In my earlier blog post, I had referred to the work by Blanchard and his co-authors on whether capital inflows were contractionary. The full paper is here. Have not read the full paper yet. Here are some expanded thoughts:
The policy implications drawn are convenient in theory and they are hard to execute in practice. They had conveniently ignored the political economy dynamics and the power of international portfolio investors to keep markets open, especially now that their opportunities and avenues to make returns have shrunk dramatically.
Further, non-bond flows (FDI) are dwarfed by the size and speed of bond flows. Hence, they are a problem for developing countries. For developed countries, currency appreciation should matter relatively less than for small, open and developing economies. They should be happier with bond inflows because it depresses interest rates across the yield curve, something that their policymakers aim for and hence, should welcome! This is particularly true for the United States.
The situation, hence, is this: capital inflows are not contractionary for the developed world. The authors say that they found bond inflows to have slightly negative effect on output. We need to see how big the effect was, what the lag was and for what countries. The devil may be in the details.
In general and, on balance, capital inflows are expansionary for them through the asset market effect. They stoke bubbles in bond and stocks. The currency effect is not important, by and large, for developed countries.
Capital inflows are expansionary for the developing world too, through credit and capital misallocation.
Mundell-Fleming might have been right and appropriate for periods when capital flows had not grown to such Frankenstein proportions. The problem is to deal with the excess stimulus and undesirable side effects of capital inflows and not the other way around.

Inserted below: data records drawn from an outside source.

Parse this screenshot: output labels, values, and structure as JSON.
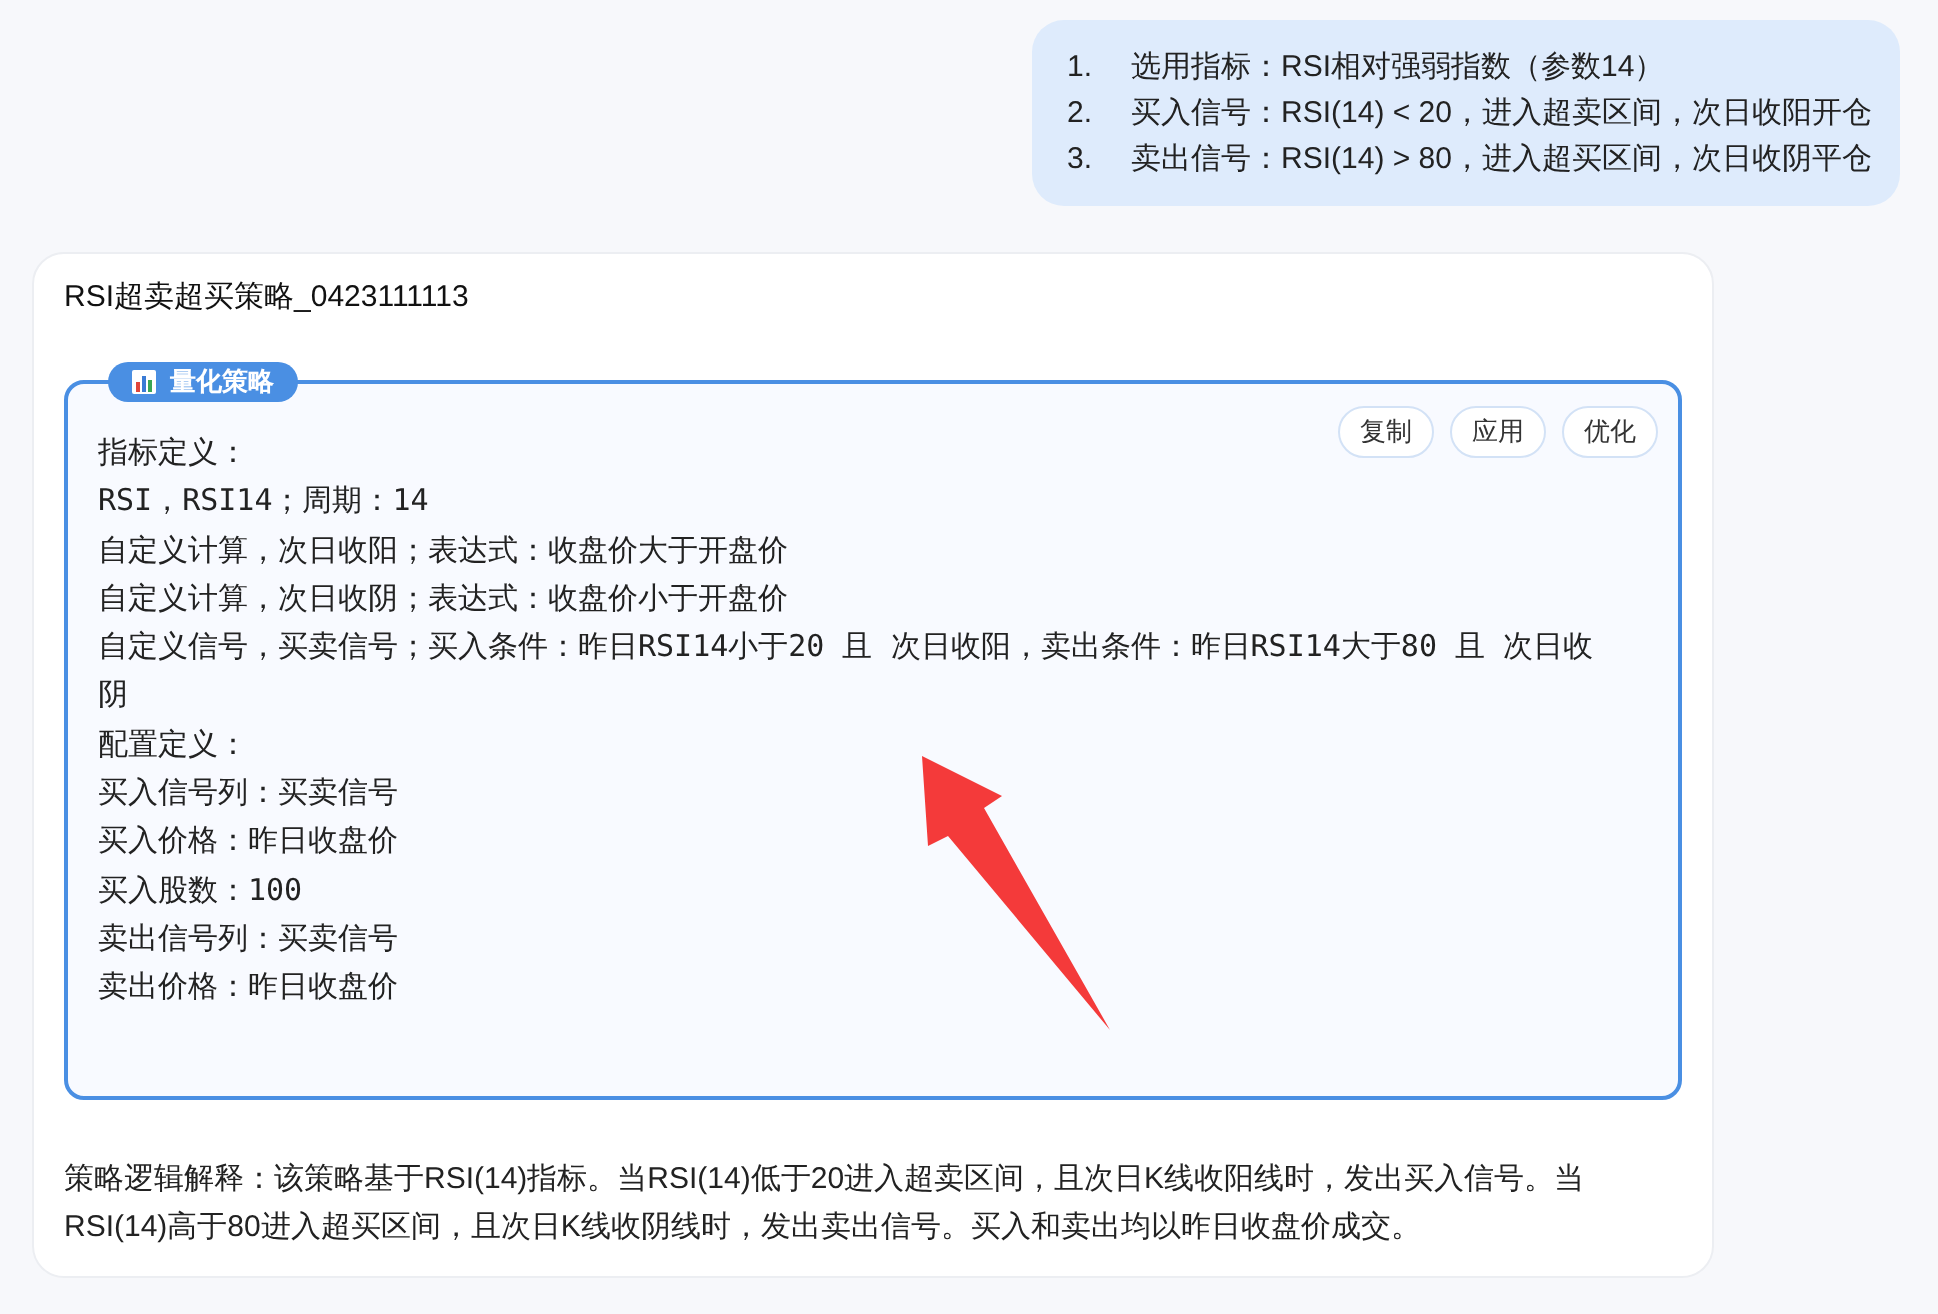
{
  "user_message": {
    "items": [
      {
        "number": "1.",
        "text": "选用指标：RSI相对强弱指数（参数14）"
      },
      {
        "number": "2.",
        "text": "买入信号：RSI(14) < 20，进入超卖区间，次日收阳开仓"
      },
      {
        "number": "3.",
        "text": "卖出信号：RSI(14) > 80，进入超买区间，次日收阴平仓"
      }
    ]
  },
  "assistant_message": {
    "title": "RSI超卖超买策略_0423111113",
    "strategy_panel": {
      "badge": "量化策略",
      "buttons": [
        "复制",
        "应用",
        "优化"
      ],
      "lines": [
        "指标定义：",
        "RSI，RSI14；周期：14",
        "自定义计算，次日收阳；表达式：收盘价大于开盘价",
        "自定义计算，次日收阴；表达式：收盘价小于开盘价",
        "自定义信号，买卖信号；买入条件：昨日RSI14小于20 且 次日收阳，卖出条件：昨日RSI14大于80 且 次日收阴",
        "配置定义：",
        "买入信号列：买卖信号",
        "买入价格：昨日收盘价",
        "买入股数：100",
        "卖出信号列：买卖信号",
        "卖出价格：昨日收盘价"
      ]
    },
    "explanation": "策略逻辑解释：该策略基于RSI(14)指标。当RSI(14)低于20进入超卖区间，且次日K线收阳线时，发出买入信号。当RSI(14)高于80进入超买区间，且次日K线收阴线时，发出卖出信号。买入和卖出均以昨日收盘价成交。"
  }
}
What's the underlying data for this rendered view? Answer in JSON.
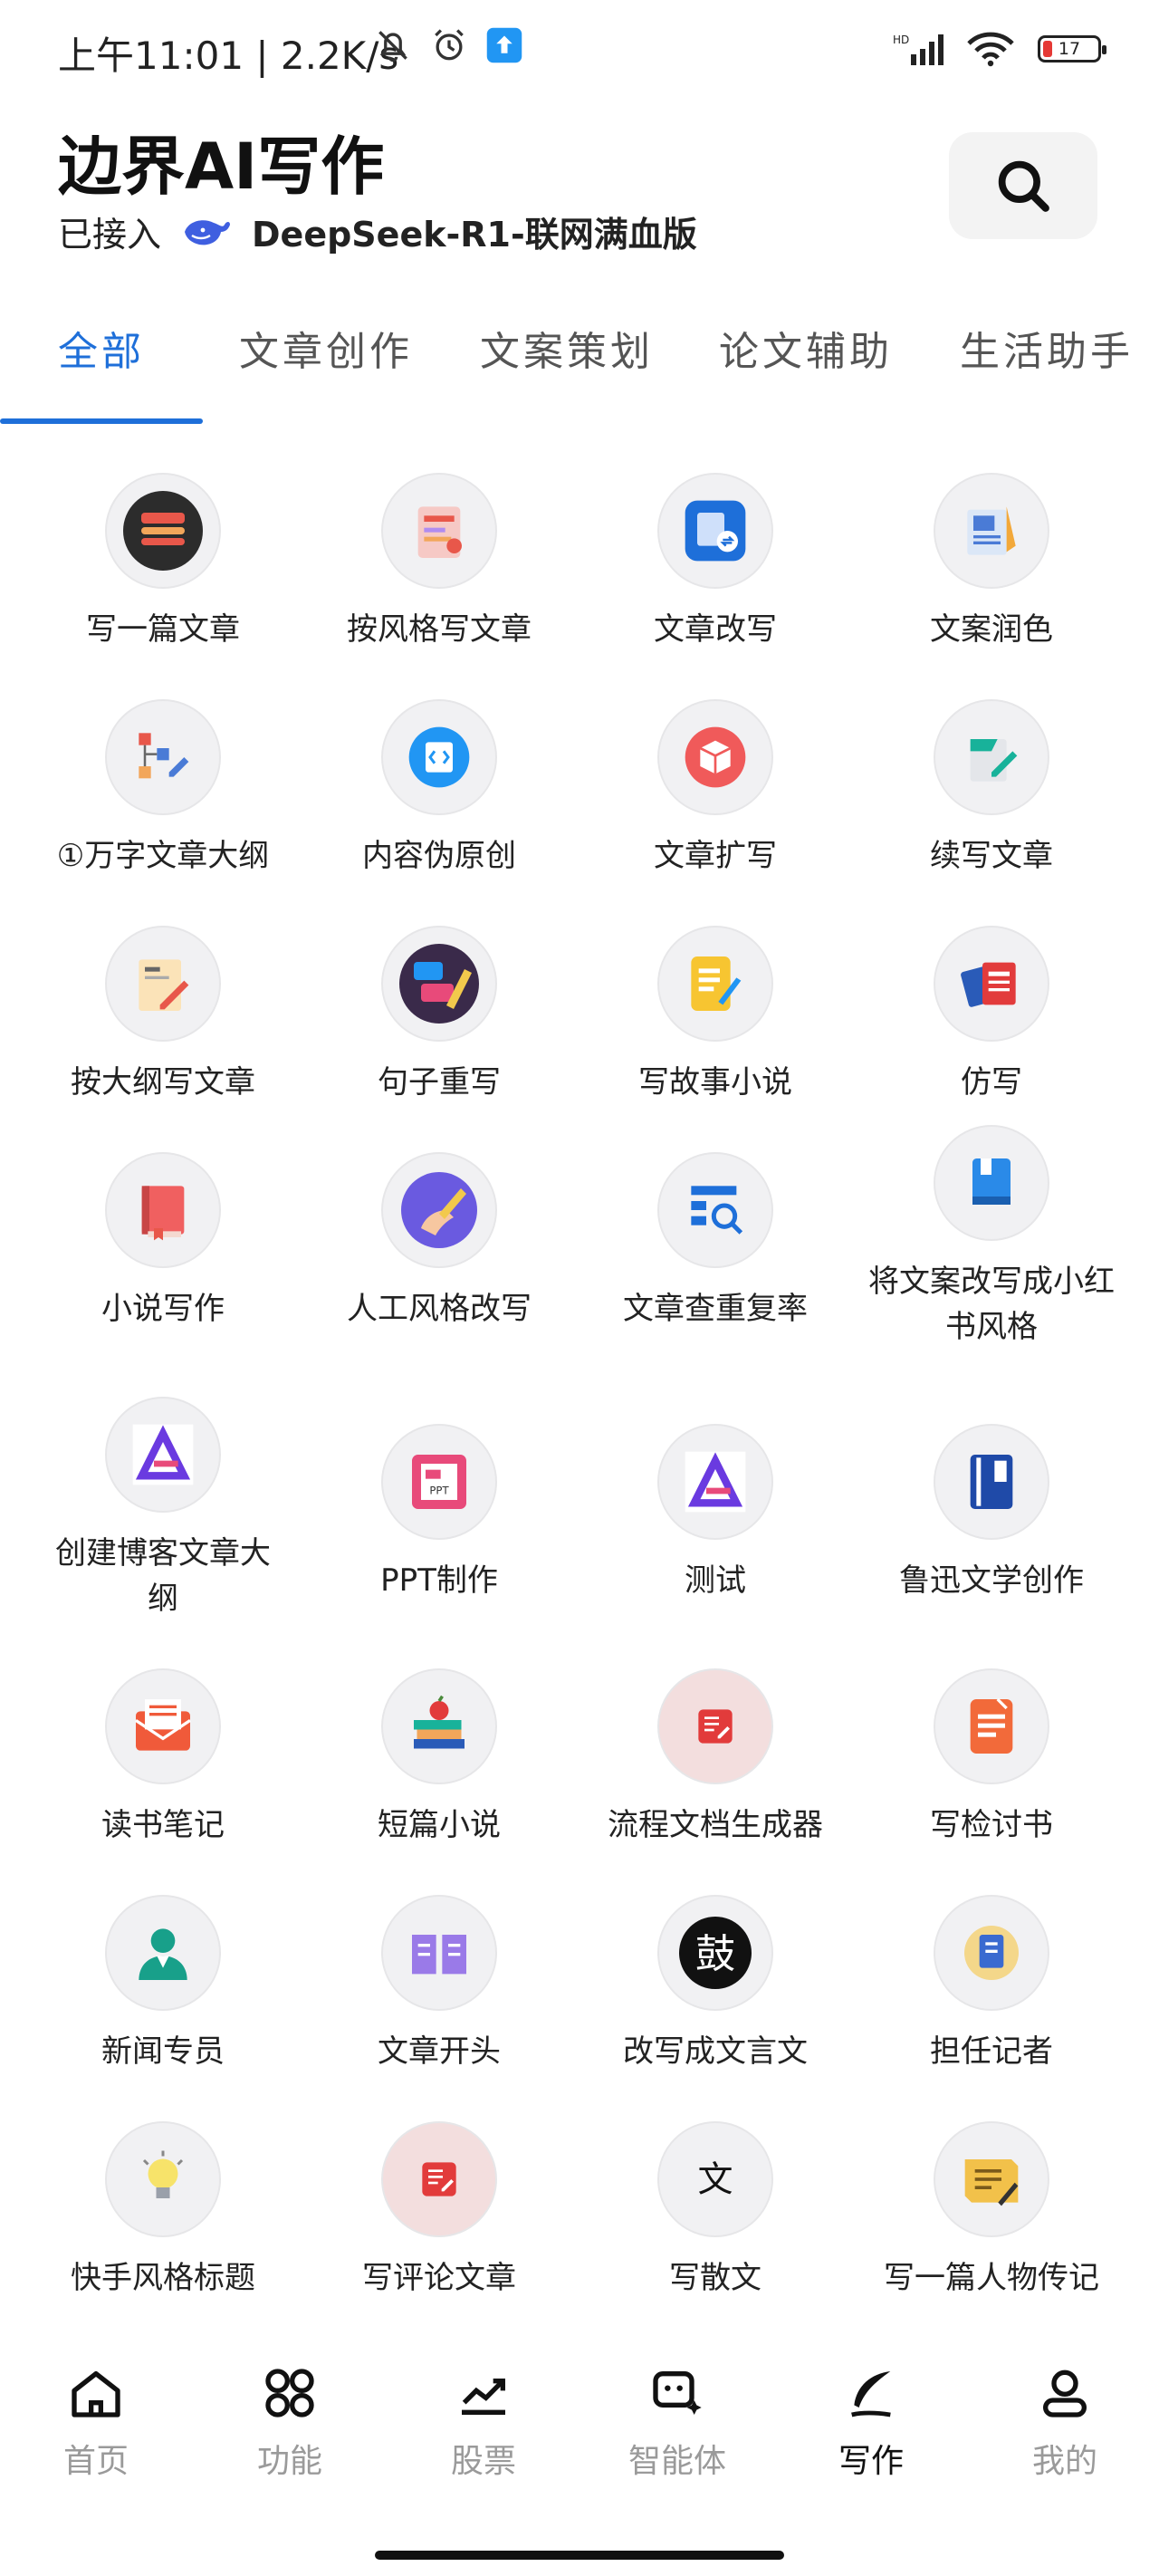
{
  "status": {
    "time": "上午11:01 | 2.2K/s",
    "battery": "17",
    "net": "HD"
  },
  "header": {
    "title": "边界AI写作",
    "connected_prefix": "已接入",
    "model": "DeepSeek-R1-联网满血版"
  },
  "tabs": [
    "全部",
    "文章创作",
    "文案策划",
    "论文辅助",
    "生活助手"
  ],
  "grid": [
    "写一篇文章",
    "按风格写文章",
    "文章改写",
    "文案润色",
    "①万字文章大纲",
    "内容伪原创",
    "文章扩写",
    "续写文章",
    "按大纲写文章",
    "句子重写",
    "写故事小说",
    "仿写",
    "小说写作",
    "人工风格改写",
    "文章查重复率",
    "将文案改写成小红书风格",
    "创建博客文章大纲",
    "PPT制作",
    "测试",
    "鲁迅文学创作",
    "读书笔记",
    "短篇小说",
    "流程文档生成器",
    "写检讨书",
    "新闻专员",
    "文章开头",
    "改写成文言文",
    "担任记者",
    "快手风格标题",
    "写评论文章",
    "写散文",
    "写一篇人物传记"
  ],
  "icon_glyphs": {
    "ppt": "PPT",
    "classical": "鼓",
    "prose": "文"
  },
  "nav": [
    "首页",
    "功能",
    "股票",
    "智能体",
    "写作",
    "我的"
  ],
  "colors": {
    "accent": "#1e6fd9"
  }
}
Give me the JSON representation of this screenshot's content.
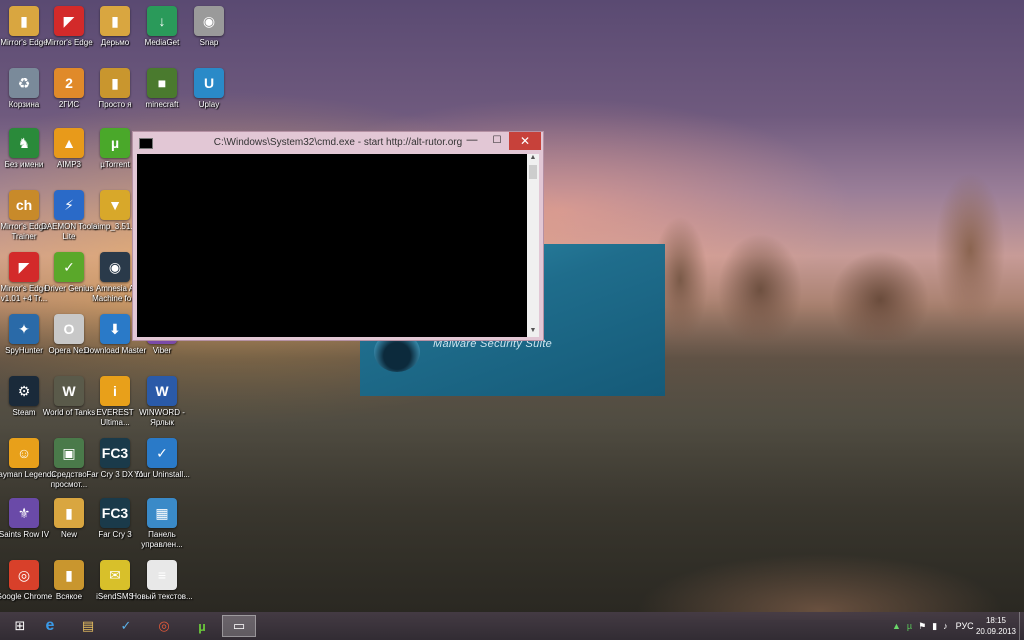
{
  "desktop_icons": [
    {
      "label": "Mirror's Edge",
      "glyph": "▮",
      "color": "#d9a640",
      "icon": "folder-icon"
    },
    {
      "label": "Mirror's Edge",
      "glyph": "◤",
      "color": "#d32a2a",
      "icon": "mirrors-edge-icon"
    },
    {
      "label": "Дерьмо",
      "glyph": "▮",
      "color": "#d9a640",
      "icon": "folder-icon"
    },
    {
      "label": "MediaGet",
      "glyph": "↓",
      "color": "#2a9a5a",
      "icon": "mediaget-icon"
    },
    {
      "label": "Snap",
      "glyph": "◉",
      "color": "#9a9a9a",
      "icon": "camera-icon"
    },
    {
      "label": "Корзина",
      "glyph": "♻",
      "color": "#7a8a9a",
      "icon": "recycle-bin-icon"
    },
    {
      "label": "2ГИС",
      "glyph": "2",
      "color": "#e08a2a",
      "icon": "2gis-icon"
    },
    {
      "label": "Просто я",
      "glyph": "▮",
      "color": "#c9962e",
      "icon": "folder-icon"
    },
    {
      "label": "minecraft",
      "glyph": "■",
      "color": "#4a7a2e",
      "icon": "minecraft-icon"
    },
    {
      "label": "Uplay",
      "glyph": "U",
      "color": "#2a8ac8",
      "icon": "uplay-icon"
    },
    {
      "label": "Без имени",
      "glyph": "♞",
      "color": "#2a8a3a",
      "icon": "game-icon"
    },
    {
      "label": "AIMP3",
      "glyph": "▲",
      "color": "#e89a1a",
      "icon": "aimp-icon"
    },
    {
      "label": "µTorrent",
      "glyph": "µ",
      "color": "#4aa82a",
      "icon": "utorrent-icon"
    },
    {
      "label": "Mirror's Edge Trainer",
      "glyph": "ch",
      "color": "#c88a2a",
      "icon": "trainer-icon"
    },
    {
      "label": "DAEMON Tools Lite",
      "glyph": "⚡",
      "color": "#2a6ac8",
      "icon": "daemon-tools-icon"
    },
    {
      "label": "aimp_3.51...",
      "glyph": "▼",
      "color": "#d8a82a",
      "icon": "installer-icon"
    },
    {
      "label": "Mirror's Edge v1.01 +4 Tr...",
      "glyph": "◤",
      "color": "#d32a2a",
      "icon": "mirrors-edge-icon"
    },
    {
      "label": "Driver Genius",
      "glyph": "✓",
      "color": "#5aa82a",
      "icon": "driver-genius-icon"
    },
    {
      "label": "Amnesia A Machine fo...",
      "glyph": "◉",
      "color": "#2a3a4a",
      "icon": "amnesia-icon"
    },
    {
      "label": "SpyHunter",
      "glyph": "✦",
      "color": "#2a6aa8",
      "icon": "spyhunter-icon"
    },
    {
      "label": "Opera Next",
      "glyph": "O",
      "color": "#c8c8c8",
      "icon": "opera-icon"
    },
    {
      "label": "Download Master",
      "glyph": "⬇",
      "color": "#2a7ac8",
      "icon": "download-master-icon"
    },
    {
      "label": "Viber",
      "glyph": "✆",
      "color": "#7a4aa8",
      "icon": "viber-icon"
    },
    {
      "label": "Steam",
      "glyph": "⚙",
      "color": "#1a2a3a",
      "icon": "steam-icon"
    },
    {
      "label": "World of Tanks",
      "glyph": "W",
      "color": "#5a5a4a",
      "icon": "world-of-tanks-icon"
    },
    {
      "label": "EVEREST Ultima...",
      "glyph": "i",
      "color": "#e8a01a",
      "icon": "everest-icon"
    },
    {
      "label": "WINWORD - Ярлык",
      "glyph": "W",
      "color": "#2a5aa8",
      "icon": "word-icon"
    },
    {
      "label": "Rayman Legends",
      "glyph": "☺",
      "color": "#e8a01a",
      "icon": "rayman-icon"
    },
    {
      "label": "Средство просмот...",
      "glyph": "▣",
      "color": "#4a7a4a",
      "icon": "viewer-icon"
    },
    {
      "label": "Far Cry 3 DX 11",
      "glyph": "FC3",
      "color": "#1a3a4a",
      "icon": "far-cry-icon"
    },
    {
      "label": "Your Uninstall...",
      "glyph": "✓",
      "color": "#2a7ac8",
      "icon": "uninstaller-icon"
    },
    {
      "label": "Saints Row IV",
      "glyph": "⚜",
      "color": "#6a4aa8",
      "icon": "saints-row-icon"
    },
    {
      "label": "New",
      "glyph": "▮",
      "color": "#d9a640",
      "icon": "folder-icon"
    },
    {
      "label": "Far Cry 3",
      "glyph": "FC3",
      "color": "#1a3a4a",
      "icon": "far-cry-icon"
    },
    {
      "label": "Панель управлен...",
      "glyph": "▦",
      "color": "#3a8ac8",
      "icon": "control-panel-icon"
    },
    {
      "label": "Google Chrome",
      "glyph": "◎",
      "color": "#d8402a",
      "icon": "chrome-icon"
    },
    {
      "label": "Всякое",
      "glyph": "▮",
      "color": "#c9962e",
      "icon": "folder-icon"
    },
    {
      "label": "iSendSMS",
      "glyph": "✉",
      "color": "#d8c02a",
      "icon": "isendsms-icon"
    },
    {
      "label": "Новый текстов...",
      "glyph": "≡",
      "color": "#e8e8e8",
      "icon": "text-file-icon"
    }
  ],
  "popup": {
    "text": "Malware Security Suite"
  },
  "cmd": {
    "title": "C:\\Windows\\System32\\cmd.exe - start  http://alt-rutor.org",
    "minimize": "—",
    "maximize": "☐",
    "close": "✕",
    "scroll_up": "▲",
    "scroll_down": "▼"
  },
  "taskbar": {
    "start": "⊞",
    "ie": "e",
    "explorer": "▤",
    "uninstaller": "✓",
    "chrome": "◎",
    "utorrent": "µ",
    "cmd": "▭"
  },
  "tray": {
    "language": "РУС",
    "time": "18:15",
    "date": "20.09.2013"
  }
}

Global financial integration – especially of the portfolio variety – has to be rethought and urgently too.